*** AVAILABLE DATA ***

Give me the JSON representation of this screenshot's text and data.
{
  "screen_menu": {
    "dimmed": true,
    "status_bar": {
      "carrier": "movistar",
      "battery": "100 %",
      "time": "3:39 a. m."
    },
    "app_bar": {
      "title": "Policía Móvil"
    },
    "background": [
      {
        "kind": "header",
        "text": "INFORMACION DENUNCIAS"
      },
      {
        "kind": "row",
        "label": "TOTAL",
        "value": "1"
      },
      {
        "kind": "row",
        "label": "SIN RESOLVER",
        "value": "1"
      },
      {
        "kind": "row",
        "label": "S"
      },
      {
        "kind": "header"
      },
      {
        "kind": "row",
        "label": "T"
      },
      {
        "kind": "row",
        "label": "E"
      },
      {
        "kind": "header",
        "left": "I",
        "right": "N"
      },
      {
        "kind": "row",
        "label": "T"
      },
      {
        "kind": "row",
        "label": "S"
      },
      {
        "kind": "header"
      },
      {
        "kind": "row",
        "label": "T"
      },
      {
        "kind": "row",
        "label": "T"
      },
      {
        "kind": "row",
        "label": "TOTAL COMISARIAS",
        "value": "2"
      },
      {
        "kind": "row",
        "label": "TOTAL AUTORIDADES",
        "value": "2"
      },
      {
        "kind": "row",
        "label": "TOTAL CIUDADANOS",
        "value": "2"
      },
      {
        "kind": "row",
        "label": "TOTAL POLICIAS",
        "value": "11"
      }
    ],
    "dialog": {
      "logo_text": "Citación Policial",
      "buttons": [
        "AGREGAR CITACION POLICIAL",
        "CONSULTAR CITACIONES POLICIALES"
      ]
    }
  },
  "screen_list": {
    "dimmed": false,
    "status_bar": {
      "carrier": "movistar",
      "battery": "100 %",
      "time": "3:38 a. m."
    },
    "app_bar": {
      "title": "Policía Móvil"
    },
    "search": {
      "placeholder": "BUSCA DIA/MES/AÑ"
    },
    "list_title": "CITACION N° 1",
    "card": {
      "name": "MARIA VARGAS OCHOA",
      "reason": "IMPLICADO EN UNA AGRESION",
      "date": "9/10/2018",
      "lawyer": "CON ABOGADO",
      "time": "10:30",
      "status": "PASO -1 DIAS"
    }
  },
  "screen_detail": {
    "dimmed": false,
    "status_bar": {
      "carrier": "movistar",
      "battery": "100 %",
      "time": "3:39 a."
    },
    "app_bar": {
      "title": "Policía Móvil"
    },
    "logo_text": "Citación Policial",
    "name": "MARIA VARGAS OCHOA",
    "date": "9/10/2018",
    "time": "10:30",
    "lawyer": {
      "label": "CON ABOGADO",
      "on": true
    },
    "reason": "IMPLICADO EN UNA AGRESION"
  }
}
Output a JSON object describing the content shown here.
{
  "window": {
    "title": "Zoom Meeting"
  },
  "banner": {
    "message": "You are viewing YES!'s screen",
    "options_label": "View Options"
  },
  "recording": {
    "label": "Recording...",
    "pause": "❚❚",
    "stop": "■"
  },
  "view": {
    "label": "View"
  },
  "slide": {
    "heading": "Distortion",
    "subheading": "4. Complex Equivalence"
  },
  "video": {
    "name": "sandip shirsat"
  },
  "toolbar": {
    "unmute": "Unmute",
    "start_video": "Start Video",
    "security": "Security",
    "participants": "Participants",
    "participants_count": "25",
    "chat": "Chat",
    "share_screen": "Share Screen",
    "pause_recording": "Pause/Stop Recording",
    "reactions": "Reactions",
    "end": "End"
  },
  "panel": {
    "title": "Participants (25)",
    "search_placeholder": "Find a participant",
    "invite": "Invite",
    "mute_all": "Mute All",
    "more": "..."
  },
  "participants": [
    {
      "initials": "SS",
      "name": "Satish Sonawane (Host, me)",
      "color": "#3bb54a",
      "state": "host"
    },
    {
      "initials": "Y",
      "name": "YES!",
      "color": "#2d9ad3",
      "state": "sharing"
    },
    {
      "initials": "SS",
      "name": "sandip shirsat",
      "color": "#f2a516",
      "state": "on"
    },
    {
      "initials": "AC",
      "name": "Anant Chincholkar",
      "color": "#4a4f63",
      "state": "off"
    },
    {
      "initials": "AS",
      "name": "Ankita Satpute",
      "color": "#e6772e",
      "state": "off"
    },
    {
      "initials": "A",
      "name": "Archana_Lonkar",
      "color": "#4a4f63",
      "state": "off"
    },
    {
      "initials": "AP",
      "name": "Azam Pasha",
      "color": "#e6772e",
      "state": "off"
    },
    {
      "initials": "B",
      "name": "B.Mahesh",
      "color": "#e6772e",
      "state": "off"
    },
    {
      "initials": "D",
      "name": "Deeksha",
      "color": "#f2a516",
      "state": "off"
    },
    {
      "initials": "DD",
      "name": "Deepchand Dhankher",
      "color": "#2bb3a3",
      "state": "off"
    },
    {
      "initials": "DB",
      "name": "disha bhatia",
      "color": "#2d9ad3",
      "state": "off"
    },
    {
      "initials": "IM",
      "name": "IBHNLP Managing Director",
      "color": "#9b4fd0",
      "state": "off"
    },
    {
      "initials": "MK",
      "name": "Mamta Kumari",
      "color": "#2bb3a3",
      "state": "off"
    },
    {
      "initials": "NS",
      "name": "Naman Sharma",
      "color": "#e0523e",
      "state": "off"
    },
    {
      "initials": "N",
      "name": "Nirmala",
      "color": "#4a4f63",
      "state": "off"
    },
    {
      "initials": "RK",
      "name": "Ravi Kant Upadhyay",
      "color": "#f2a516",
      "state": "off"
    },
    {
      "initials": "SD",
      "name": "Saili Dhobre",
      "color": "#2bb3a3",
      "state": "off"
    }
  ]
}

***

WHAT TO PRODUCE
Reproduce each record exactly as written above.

RESPONSE AREA
Give me the JSON representation of this screenshot's text and data.
{
  "screen_menu": {
    "dimmed": true,
    "status_bar": {
      "carrier": "movistar",
      "battery": "100 %",
      "time": "3:39 a. m."
    },
    "app_bar": {
      "title": "Policía Móvil"
    },
    "background": [
      {
        "kind": "header",
        "text": "INFORMACION DENUNCIAS"
      },
      {
        "kind": "row",
        "label": "TOTAL",
        "value": "1"
      },
      {
        "kind": "row",
        "label": "SIN RESOLVER",
        "value": "1"
      },
      {
        "kind": "row",
        "label": "S"
      },
      {
        "kind": "header"
      },
      {
        "kind": "row",
        "label": "T"
      },
      {
        "kind": "row",
        "label": "E"
      },
      {
        "kind": "header",
        "left": "I",
        "right": "N"
      },
      {
        "kind": "row",
        "label": "T"
      },
      {
        "kind": "row",
        "label": "S"
      },
      {
        "kind": "header"
      },
      {
        "kind": "row",
        "label": "T"
      },
      {
        "kind": "row",
        "label": "T"
      },
      {
        "kind": "row",
        "label": "TOTAL COMISARIAS",
        "value": "2"
      },
      {
        "kind": "row",
        "label": "TOTAL AUTORIDADES",
        "value": "2"
      },
      {
        "kind": "row",
        "label": "TOTAL CIUDADANOS",
        "value": "2"
      },
      {
        "kind": "row",
        "label": "TOTAL POLICIAS",
        "value": "11"
      }
    ],
    "dialog": {
      "logo_text": "Citación Policial",
      "buttons": [
        "AGREGAR CITACION POLICIAL",
        "CONSULTAR CITACIONES POLICIALES"
      ]
    }
  },
  "screen_list": {
    "dimmed": false,
    "status_bar": {
      "carrier": "movistar",
      "battery": "100 %",
      "time": "3:38 a. m."
    },
    "app_bar": {
      "title": "Policía Móvil"
    },
    "search": {
      "placeholder": "BUSCA DIA/MES/AÑ"
    },
    "list_title": "CITACION N° 1",
    "card": {
      "name": "MARIA VARGAS OCHOA",
      "reason": "IMPLICADO EN UNA AGRESION",
      "date": "9/10/2018",
      "lawyer": "CON ABOGADO",
      "time": "10:30",
      "status": "PASO -1 DIAS"
    }
  },
  "screen_detail": {
    "dimmed": false,
    "status_bar": {
      "carrier": "movistar",
      "battery": "100 %",
      "time": "3:39 a."
    },
    "app_bar": {
      "title": "Policía Móvil"
    },
    "logo_text": "Citación Policial",
    "name": "MARIA VARGAS OCHOA",
    "date": "9/10/2018",
    "time": "10:30",
    "lawyer": {
      "label": "CON ABOGADO",
      "on": true
    },
    "reason": "IMPLICADO EN UNA AGRESION"
  }
}
Output a JSON object describing the content shown here.
{
  "window": {
    "title": "Zoom Meeting"
  },
  "banner": {
    "message": "You are viewing YES!'s screen",
    "options_label": "View Options"
  },
  "recording": {
    "label": "Recording...",
    "pause": "❚❚",
    "stop": "■"
  },
  "view": {
    "label": "View"
  },
  "slide": {
    "heading": "Distortion",
    "subheading": "4. Complex Equivalence"
  },
  "video": {
    "name": "sandip shirsat"
  },
  "toolbar": {
    "unmute": "Unmute",
    "start_video": "Start Video",
    "security": "Security",
    "participants": "Participants",
    "participants_count": "25",
    "chat": "Chat",
    "share_screen": "Share Screen",
    "pause_recording": "Pause/Stop Recording",
    "reactions": "Reactions",
    "end": "End"
  },
  "panel": {
    "title": "Participants (25)",
    "search_placeholder": "Find a participant",
    "invite": "Invite",
    "mute_all": "Mute All",
    "more": "..."
  },
  "participants": [
    {
      "initials": "SS",
      "name": "Satish Sonawane (Host, me)",
      "color": "#3bb54a",
      "state": "host"
    },
    {
      "initials": "Y",
      "name": "YES!",
      "color": "#2d9ad3",
      "state": "sharing"
    },
    {
      "initials": "SS",
      "name": "sandip shirsat",
      "color": "#f2a516",
      "state": "on"
    },
    {
      "initials": "AC",
      "name": "Anant Chincholkar",
      "color": "#4a4f63",
      "state": "off"
    },
    {
      "initials": "AS",
      "name": "Ankita Satpute",
      "color": "#e6772e",
      "state": "off"
    },
    {
      "initials": "A",
      "name": "Archana_Lonkar",
      "color": "#4a4f63",
      "state": "off"
    },
    {
      "initials": "AP",
      "name": "Azam Pasha",
      "color": "#e6772e",
      "state": "off"
    },
    {
      "initials": "B",
      "name": "B.Mahesh",
      "color": "#e6772e",
      "state": "off"
    },
    {
      "initials": "D",
      "name": "Deeksha",
      "color": "#f2a516",
      "state": "off"
    },
    {
      "initials": "DD",
      "name": "Deepchand Dhankher",
      "color": "#2bb3a3",
      "state": "off"
    },
    {
      "initials": "DB",
      "name": "disha bhatia",
      "color": "#2d9ad3",
      "state": "off"
    },
    {
      "initials": "IM",
      "name": "IBHNLP Managing Director",
      "color": "#9b4fd0",
      "state": "off"
    },
    {
      "initials": "MK",
      "name": "Mamta Kumari",
      "color": "#2bb3a3",
      "state": "off"
    },
    {
      "initials": "NS",
      "name": "Naman Sharma",
      "color": "#e0523e",
      "state": "off"
    },
    {
      "initials": "N",
      "name": "Nirmala",
      "color": "#4a4f63",
      "state": "off"
    },
    {
      "initials": "RK",
      "name": "Ravi Kant Upadhyay",
      "color": "#f2a516",
      "state": "off"
    },
    {
      "initials": "SD",
      "name": "Saili Dhobre",
      "color": "#2bb3a3",
      "state": "off"
    }
  ]
}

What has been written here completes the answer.